Another part of analyzing market potential is about identifying and understanding target customers. This means segmenting customers by geography, interests, demographics…really anything that might affect purchasing behaviour.
Two standard metrics that most businesses include in a market segmentation summary are customer age and gender. These data are easily summarized in a histogram, with bars that represent age group distribution.
Bar charts can then be used to contrast the key behaviors and lifestyle choices of the top consumer segments.
Histograms and bar charts are standard features of a market segmentation summary. Use them together to identify and present information about top customer segments.
3. Use organizational flow charts and summary tables for budget breakdowns and financial summaries
The financials section of your business plan will get a lot of attention from investors. Simple bar charts and pie charts won’t suffice, as they can’t present financial data in very much detail.
If your business has already been operating for some time, investors will expect a detailed report of revenues and expenses. Tables are usually the best choice for this kind of financial summary, as they provide an unbiased view of the numbers and allow investors to look up specific values.
If you’re interested in highlighting a particular trend, however, you may want to include a line chart featuring a smaller snapshot of your financial data:
If you’re just starting your business and you don’t have any detailed revenue data, you can still provide useful information about your budget. Outline higher-level budget allocation with an organizational flow chart.
4. Outline major milestones with a Gantt chart
Investors will want to see that you have a concrete plan in place to help you reach your revenue goals. When formulating your goals, use the SMART principle to provide investors with a very clear vision of how you intend to achieve them.
Use a Gantt chart (a sort of modified bar chart) to outline the major milestones and phases of your business strategy. Try to include a multi-year plan, broken down by quarter and by project or department.
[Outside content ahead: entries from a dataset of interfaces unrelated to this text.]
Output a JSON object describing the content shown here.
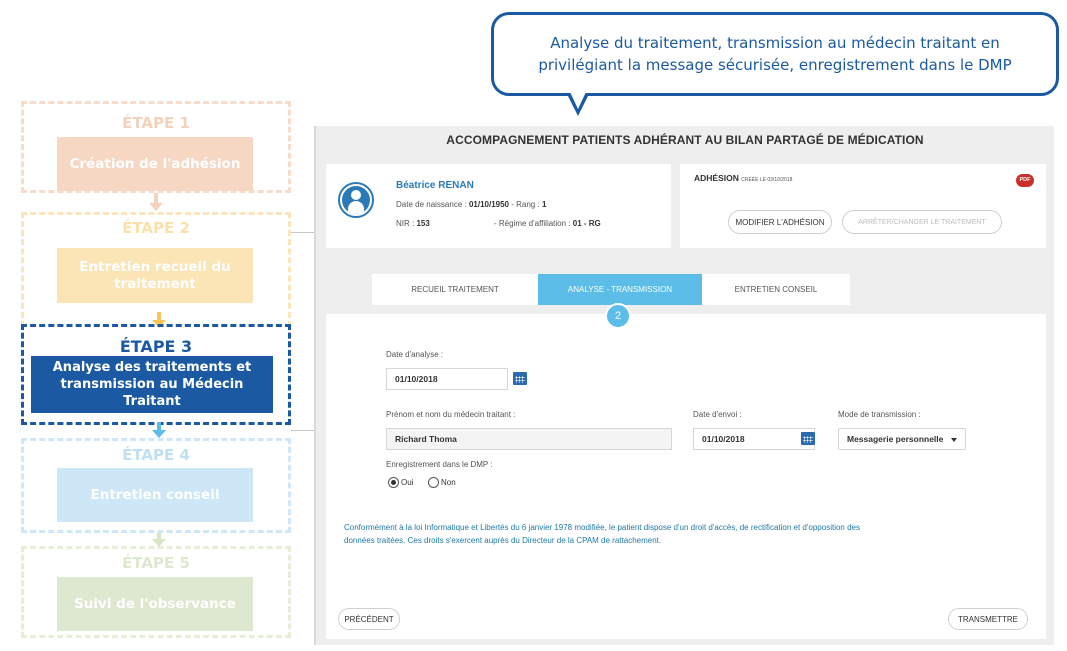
{
  "steps": [
    {
      "title": "ÉTAPE 1",
      "label": "Création de l'adhésion"
    },
    {
      "title": "ÉTAPE 2",
      "label": "Entretien recueil du traitement"
    },
    {
      "title": "ÉTAPE 3",
      "label": "Analyse des traitements et transmission au Médecin Traitant"
    },
    {
      "title": "ÉTAPE 4",
      "label": "Entretien conseil"
    },
    {
      "title": "ÉTAPE 5",
      "label": "Suivi de l'observance"
    }
  ],
  "callout": {
    "line1": "Analyse du traitement, transmission au médecin traitant en",
    "line2": "privilégiant la message sécurisée, enregistrement dans le DMP"
  },
  "app": {
    "title": "ACCOMPAGNEMENT PATIENTS ADHÉRANT AU BILAN PARTAGÉ DE MÉDICATION",
    "patient": {
      "name": "Béatrice RENAN",
      "dob_label": "Date de naissance :",
      "dob": "01/10/1950",
      "rang_label": "- Rang :",
      "rang": "1",
      "nir_label": "NIR :",
      "nir": "153",
      "regime_label": "- Régime d'affiliation :",
      "regime": "01 - RG"
    },
    "adhesion": {
      "title": "ADHÉSION",
      "created": "CRÉÉE LE 03/10/2018",
      "pdf": "PDF",
      "modify_label": "MODIFIER L'ADHÉSION",
      "stop_label": "ARRÊTER/CHANGER LE TRAITEMENT"
    },
    "tabs": [
      {
        "label": "RECUEIL TRAITEMENT"
      },
      {
        "label": "ANALYSE - TRANSMISSION"
      },
      {
        "label": "ENTRETIEN CONSEIL"
      }
    ],
    "active_step_number": "2",
    "form": {
      "analysis_date_label": "Date d'analyse :",
      "analysis_date": "01/10/2018",
      "doctor_label": "Prénom et nom du médecin traitant :",
      "doctor": "Richard Thoma",
      "send_date_label": "Date d'envoi :",
      "send_date": "01/10/2018",
      "mode_label": "Mode de transmission :",
      "mode": "Messagerie personnelle",
      "dmp_label": "Enregistrement dans le DMP :",
      "dmp_yes": "Oui",
      "dmp_no": "Non",
      "dmp_selected": "Oui"
    },
    "legal_line1": "Conformément à la loi Informatique et Libertés du 6 janvier 1978 modifiée, le patient dispose d'un droit d'accès, de rectification et d'opposition des",
    "legal_line2": "données traitées. Ces droits s'exercent auprès du Directeur de la CPAM de rattachement.",
    "prev_label": "PRÉCÉDENT",
    "next_label": "TRANSMETTRE"
  },
  "colors": {
    "step3": "#1b5aa3",
    "tab_active": "#5bbde8",
    "patient_name": "#2a7ab8"
  },
  "icons": [
    "arrow-down-icon",
    "avatar-icon",
    "pdf-icon",
    "calendar-icon",
    "caret-down-icon"
  ]
}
5. Differentiate yourself from your competitors with a comparison matrix or Magic Quadrant
Every business plan should include an analysis of the competitive landscape–an assessment of the strengths and weaknesses of competitive businesses.
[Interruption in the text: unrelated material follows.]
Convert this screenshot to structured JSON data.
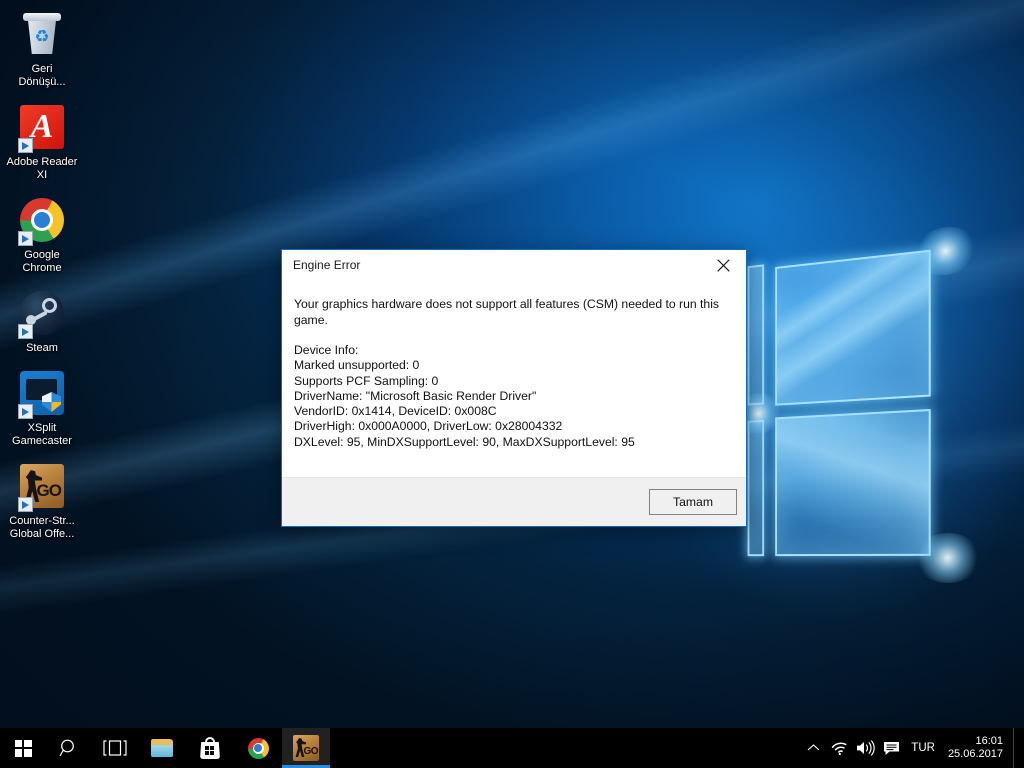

In terms of visuals, this competitive analysis is typically summarized in a SWOT matrix.
While the SWOT matrix does have a place in the world of business communications, it’s not necessarily the best way to present your competitive landscape. The SWOT matrix doesn’t make it easy to see at a glance the key characteristics that differentiate your business from your competitors.
To highlight those offerings that set you apart from your competitors, a comparison matrix is more effective:
Alternatively, a “Magic Quadrant” can be useful when you’re focused on comparing across two main metrics (key differentiators):
This kind of visual presentation is particularly effective when your business occupies an existing gap in the market.
A business plan is the one key document that every young business needs to present their vision to potential investors.
The quality of a business plan can make or break a young business, so make sure you follow these easy design tips to make an effective business plan:
- Make your business plan skimmable with bulleted lists, bold text, and a clear type hierarchy
- Keep your business plan format clean and consistent
- Use descriptive titles and annotations to spell out chart takeaways
- Use one feature color to tie your business plan together
- Summarize supporting data in charts and tables:
- Represent market size and market share with area charts and pie charts
- Use histograms and bar charts to represent demographic distributions in market segmentation summaries
- Use organizational flow charts and summary tables in financial summaries
- Outline project milestones with a Gantt chart
- Differentiate yourself from your competitors with a comparison matrix or Magic Quadrant chart
If your small business doesn’t have a dedicated design team, but you still need a professional business plan to present to investors–build off of a pre-designed business plan template: